What you need to do: Go through the data below and return each line where the string "checked" appears.

:: Extracted data

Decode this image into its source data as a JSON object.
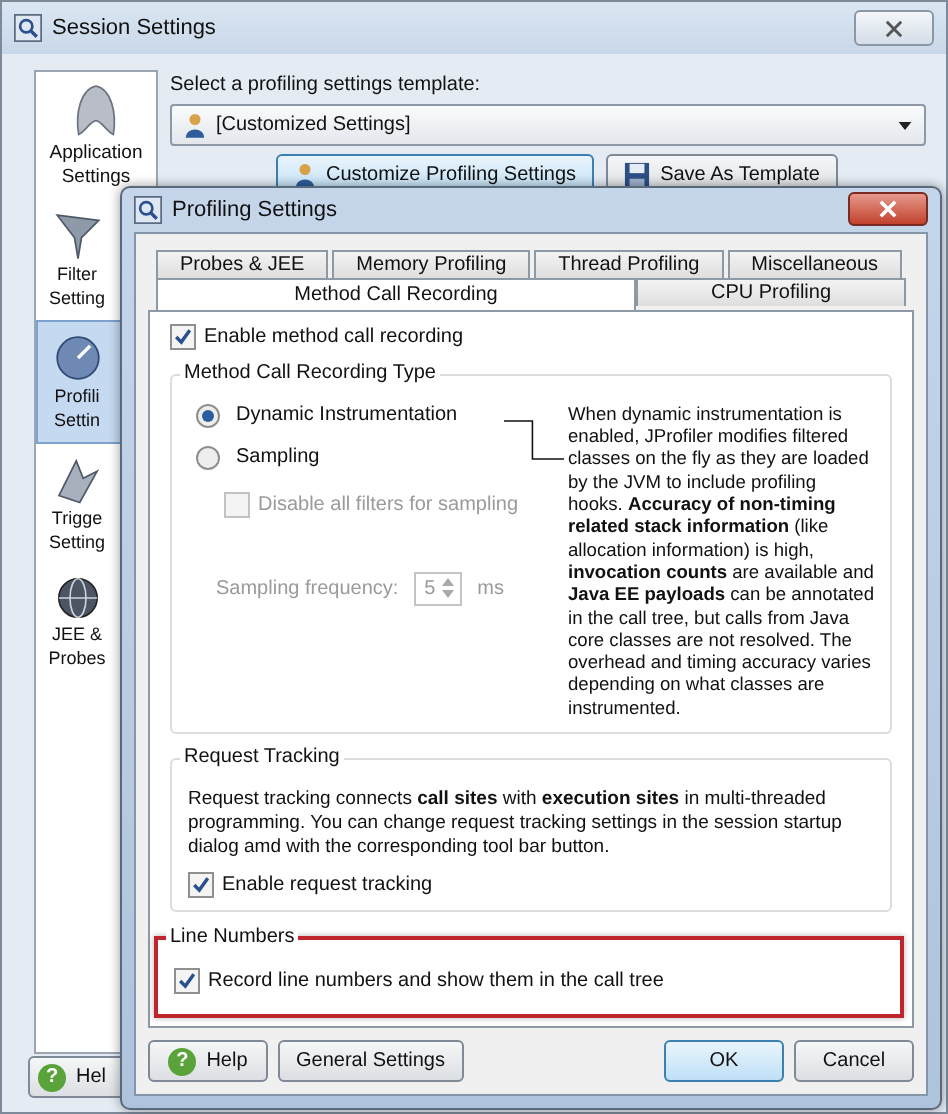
{
  "session_window": {
    "title": "Session Settings",
    "sidebar": [
      {
        "label": "Application Settings",
        "kind": "app",
        "selected": false
      },
      {
        "label": "Filter Setting",
        "kind": "filter",
        "selected": false
      },
      {
        "label": "Profili Settin",
        "kind": "profiling",
        "selected": true
      },
      {
        "label": "Trigge Setting",
        "kind": "trigger",
        "selected": false
      },
      {
        "label": "JEE & Probes",
        "kind": "jee",
        "selected": false
      }
    ],
    "template_label": "Select a profiling settings template:",
    "template_dropdown": {
      "value": "[Customized Settings]"
    },
    "buttons": [
      {
        "label": "Customize Profiling Settings",
        "kind": "person",
        "focused": true
      },
      {
        "label": "Save As Template",
        "kind": "save",
        "focused": false
      }
    ],
    "help_button": {
      "icon": "?",
      "label": "Hel"
    }
  },
  "profiling_dialog": {
    "title": "Profiling Settings",
    "tab_rows": [
      [
        {
          "label": "Probes & JEE",
          "selected": false
        },
        {
          "label": "Memory Profiling",
          "selected": false
        },
        {
          "label": "Thread Profiling",
          "selected": false
        },
        {
          "label": "Miscellaneous",
          "selected": false
        }
      ],
      [
        {
          "label": "Method Call Recording",
          "selected": true
        },
        {
          "label": "CPU Profiling",
          "selected": false
        }
      ]
    ],
    "enable_checkbox": {
      "label": "Enable method call recording",
      "checked": true
    },
    "recording_type": {
      "title": "Method Call Recording Type",
      "radios": [
        {
          "label": "Dynamic Instrumentation",
          "selected": true
        },
        {
          "label": "Sampling",
          "selected": false
        }
      ],
      "disable_filters": {
        "label": "Disable all filters for sampling",
        "checked": false,
        "disabled": true
      },
      "frequency": {
        "label": "Sampling frequency:",
        "value": "5",
        "unit": "ms",
        "disabled": true
      },
      "description": "When dynamic instrumentation is enabled, JProfiler modifies filtered classes on the fly as they are loaded by the JVM to include profiling hooks. **Accuracy of non-timing related stack information** (like allocation information) is high, **invocation counts** are available and **Java EE payloads** can be annotated in the call tree, but calls from Java core classes are not resolved. The overhead and timing accuracy varies depending on what classes are instrumented."
    },
    "request_tracking": {
      "title": "Request Tracking",
      "description": "Request tracking connects **call sites** with **execution sites** in multi-threaded programming. You can change request tracking settings in the session startup dialog amd with the corresponding tool bar button.",
      "checkbox": {
        "label": "Enable request tracking",
        "checked": true
      }
    },
    "line_numbers": {
      "title": "Line Numbers",
      "highlighted": true,
      "checkbox": {
        "label": "Record line numbers and show them in the call tree",
        "checked": true
      }
    },
    "buttons": [
      {
        "label": "Help",
        "icon": "?",
        "default": false
      },
      {
        "label": "General Settings",
        "default": false
      },
      {
        "label": "OK",
        "default": true
      },
      {
        "label": "Cancel",
        "default": false
      }
    ]
  }
}
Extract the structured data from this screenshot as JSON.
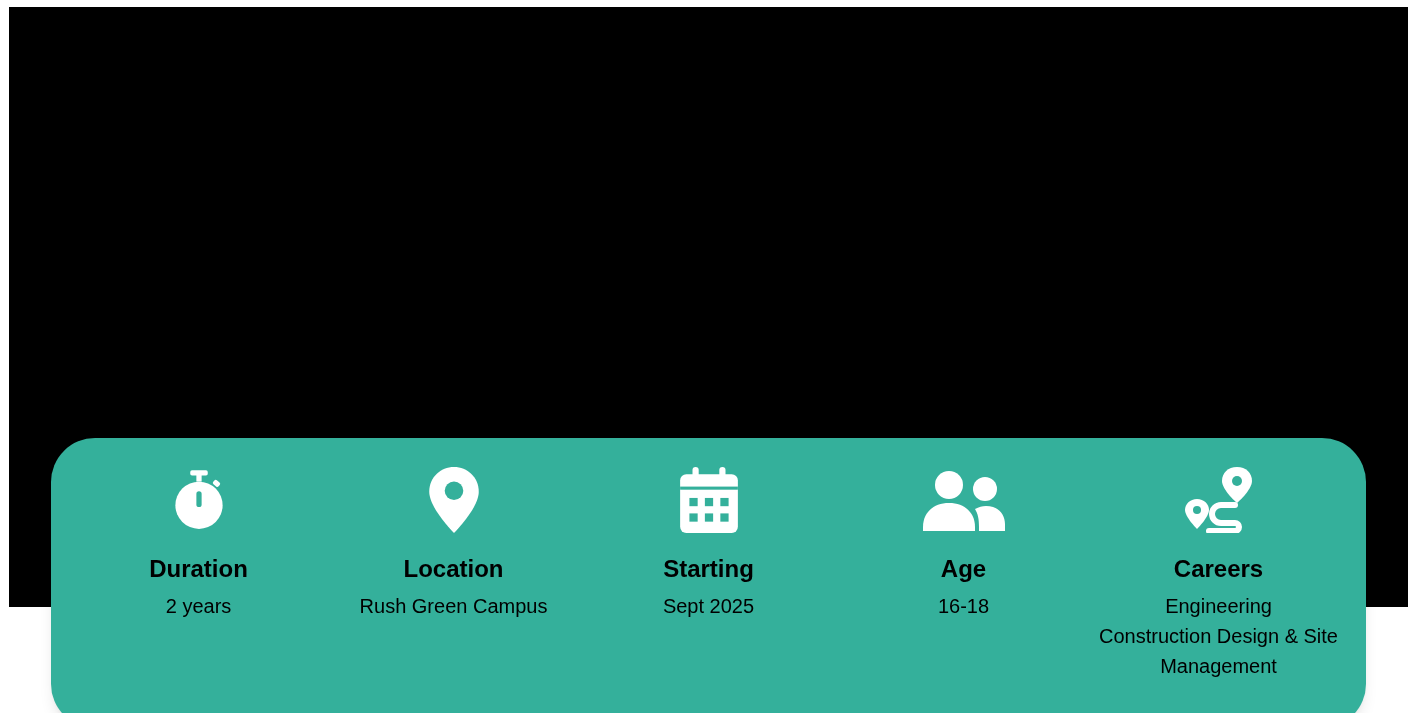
{
  "facts": [
    {
      "kind": "duration",
      "label": "Duration",
      "lines": [
        "2 years"
      ]
    },
    {
      "kind": "location",
      "label": "Location",
      "lines": [
        "Rush Green Campus"
      ]
    },
    {
      "kind": "starting",
      "label": "Starting",
      "lines": [
        "Sept 2025"
      ]
    },
    {
      "kind": "age",
      "label": "Age",
      "lines": [
        "16-18"
      ]
    },
    {
      "kind": "careers",
      "label": "Careers",
      "lines": [
        "Engineering",
        "Construction Design & Site Management"
      ]
    }
  ]
}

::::

Solution:
      "checked": true
        "checked": false,
        "checked": true
        "checked": true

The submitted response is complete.